I walked to my sixth-month review as the Director of Youth Education at the local temple wondering which programs would come up in the conversation.
Which aspects of the work I had been doing to build program infrastructure, family and holiday programs or improved communication between teachers and parents was going to be noticed?
I was stunned when the topics for discussion revolved around a handful of times when I had been less than perfectly friendly and hospitable to parents. The layperson who supervised my role had prepared for the meeting by asking people what they thought about me in an open-ended way that had invited them to share the moments when I had spoken matter of fact, abruptly or overzealously.
No one really knew how to recognize the work that I did, the quality of the programs, the changes in school culture, or any of the specifics of what had made those things successful.
It didn’t matter if the distracted and concerned look on my face was from the board asking me to let go of a staff person midyear in order save
It didn’t matter if the rule I had just reiterated to a parent existed for their children’s safety. Inevitably, no matter the cause, the next person I saw, would think my expression was about her and was intended for her. She might even have a reason and a story about me to go with it.
In the Jewish
Welcome each person with a pleasant and smiling face.
Well, that seems obvious that we would welcome people with a smile. Would I welcome them with a scowl? It’s when I was recently reading the research on how easily smiles and happiness can travel from person to person, that the true wisdom of Shammai’s teaching and its
Daniel Goleman explains in his book Social Intelligence:
Emotions flow with special strength from the more socially dominant person to the less. One reason is that people in any group naturally pay more attention and place more significance on what the most powerful person in that group says and does. That amplifies the force of whatever emotional message the leader may be sending, making her emotions particularly contagious
Especially as leaders, we need to be cognizant of the emotions we are bringing with us into each interaction and relationships. Our emotions will affect everyone in our organization.
We need to greet everyone with a genuine smile because they will catch our smile!
In this context, Shammai’s teaching seems brilliant to me!
In the last several years of working as a Director of Education in synagogue schools, I found it to be important to remember to always greet people with open receptivity. As long as I found a way to communicate with a genuine smile, everything went well.
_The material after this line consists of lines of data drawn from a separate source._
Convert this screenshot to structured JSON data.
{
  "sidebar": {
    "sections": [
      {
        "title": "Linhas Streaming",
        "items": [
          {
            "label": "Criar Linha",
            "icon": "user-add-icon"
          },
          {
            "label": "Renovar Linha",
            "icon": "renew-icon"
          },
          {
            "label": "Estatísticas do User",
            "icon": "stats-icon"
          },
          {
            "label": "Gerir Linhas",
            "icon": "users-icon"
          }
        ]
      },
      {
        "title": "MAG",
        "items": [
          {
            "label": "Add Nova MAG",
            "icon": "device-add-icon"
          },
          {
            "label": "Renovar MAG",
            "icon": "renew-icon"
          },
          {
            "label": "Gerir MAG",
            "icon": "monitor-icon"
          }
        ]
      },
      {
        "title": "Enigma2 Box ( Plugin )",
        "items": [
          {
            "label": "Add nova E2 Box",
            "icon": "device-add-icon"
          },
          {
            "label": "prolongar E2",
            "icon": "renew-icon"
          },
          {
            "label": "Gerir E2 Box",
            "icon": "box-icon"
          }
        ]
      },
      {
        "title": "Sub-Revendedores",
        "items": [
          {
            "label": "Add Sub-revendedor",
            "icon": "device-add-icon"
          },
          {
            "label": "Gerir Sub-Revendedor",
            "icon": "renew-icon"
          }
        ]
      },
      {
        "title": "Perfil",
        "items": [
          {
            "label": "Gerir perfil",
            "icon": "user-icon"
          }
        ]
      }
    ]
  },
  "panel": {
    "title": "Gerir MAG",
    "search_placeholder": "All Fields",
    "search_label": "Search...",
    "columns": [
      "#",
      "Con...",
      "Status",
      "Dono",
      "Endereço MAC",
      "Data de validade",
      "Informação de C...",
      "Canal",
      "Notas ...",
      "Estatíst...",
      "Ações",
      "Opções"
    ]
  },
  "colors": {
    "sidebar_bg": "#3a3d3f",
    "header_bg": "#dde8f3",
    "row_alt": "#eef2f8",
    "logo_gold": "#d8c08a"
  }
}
(Did you get that part, “As long as I found a way?”)
How do you find a way to smile, to be open and receptive when there are stimulants in your environment or relationships making you feel otherwise?
How are you supposed to always have a genuinely happy smile when you are feeling and experiencing so many other things?
This is where self care and self management make a big difference. Not self management as in time management and organizational management, but in how you manage your own emotions.
In order to manage your own emotions, you need to develop an acute awareness of your own emotions.
To start try the exercise below:
How are you feeling right now in this moment?
Now inventory your physicality to see how this mood is showing up in your body.
What actions feels easiest to you right now? What do you have the urge to do?
Recognize the urges without giving into them.
You can do this a few different times during the day then try checking in with your body during moments of heightened emotions. Just by naming your emotions, noticing your physicality and your urges, you create a little bit of space between you as an observer and you as the experiencer of the emotion. In that space is the opportunity to make a choice to react to the moment, or to bring something new with you.
Contact me for a complimentary session to develop your self-awareness and self-management skills so that you can increase your impact and influence in your organization.
A certified Positive Psychology coach, Leah works with people who want to upgrade their level of influence and impact to lead others towards a vision and a common goal.